Extracted records
"""

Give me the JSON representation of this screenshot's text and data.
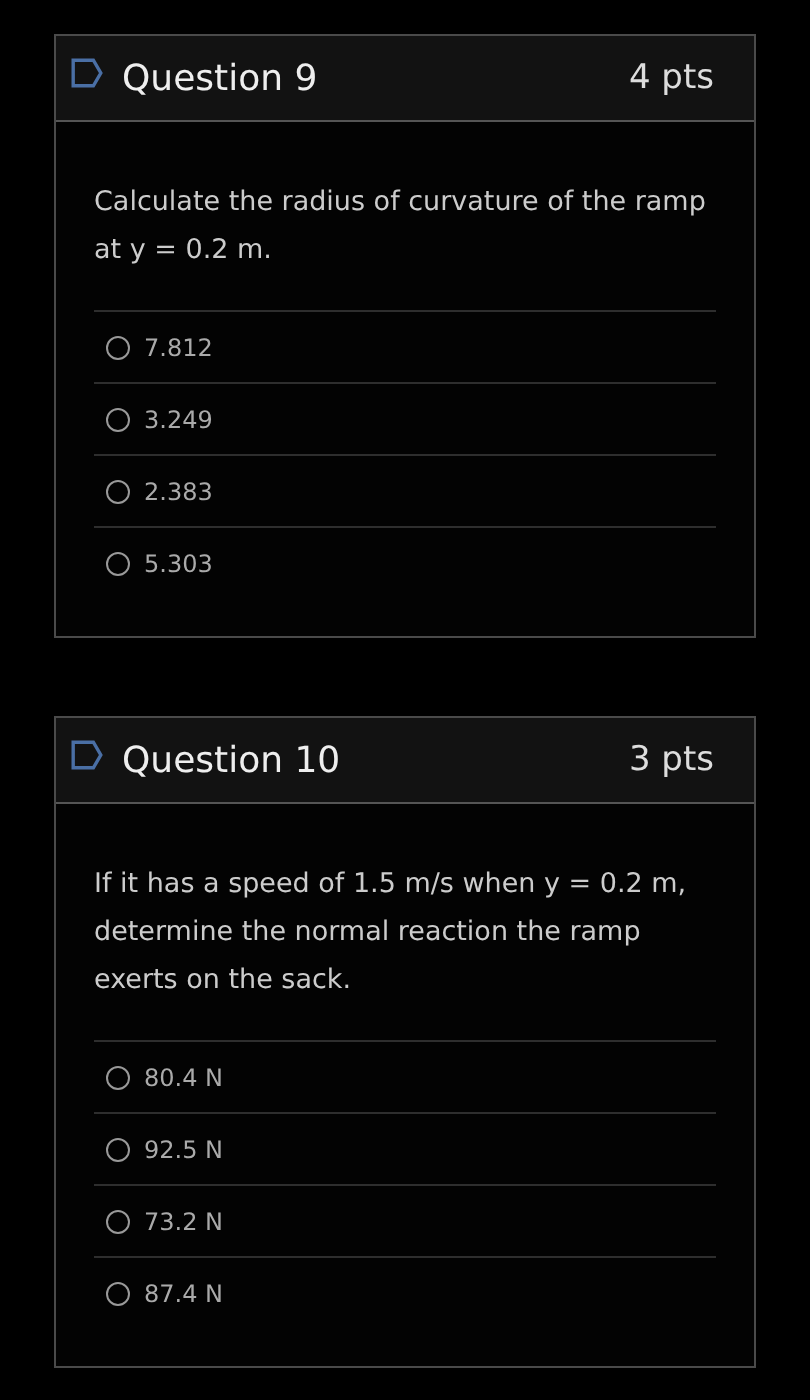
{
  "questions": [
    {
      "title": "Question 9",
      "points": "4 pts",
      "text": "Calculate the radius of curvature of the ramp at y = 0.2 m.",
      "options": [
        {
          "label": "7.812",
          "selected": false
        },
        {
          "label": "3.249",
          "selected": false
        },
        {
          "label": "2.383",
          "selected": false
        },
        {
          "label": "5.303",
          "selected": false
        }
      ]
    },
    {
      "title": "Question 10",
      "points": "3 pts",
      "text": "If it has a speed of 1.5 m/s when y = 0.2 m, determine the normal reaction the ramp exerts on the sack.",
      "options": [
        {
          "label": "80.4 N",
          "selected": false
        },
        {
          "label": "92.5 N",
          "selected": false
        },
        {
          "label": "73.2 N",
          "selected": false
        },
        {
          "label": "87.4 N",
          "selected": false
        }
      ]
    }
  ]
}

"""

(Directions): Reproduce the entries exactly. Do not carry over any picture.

(Result):
Give me the JSON representation of this screenshot's text and data.
{
  "questions": [
    {
      "title": "Question 9",
      "points": "4 pts",
      "text": "Calculate the radius of curvature of the ramp at y = 0.2 m.",
      "options": [
        {
          "label": "7.812",
          "selected": false
        },
        {
          "label": "3.249",
          "selected": false
        },
        {
          "label": "2.383",
          "selected": false
        },
        {
          "label": "5.303",
          "selected": false
        }
      ]
    },
    {
      "title": "Question 10",
      "points": "3 pts",
      "text": "If it has a speed of 1.5 m/s when y = 0.2 m, determine the normal reaction the ramp exerts on the sack.",
      "options": [
        {
          "label": "80.4 N",
          "selected": false
        },
        {
          "label": "92.5 N",
          "selected": false
        },
        {
          "label": "73.2 N",
          "selected": false
        },
        {
          "label": "87.4 N",
          "selected": false
        }
      ]
    }
  ]
}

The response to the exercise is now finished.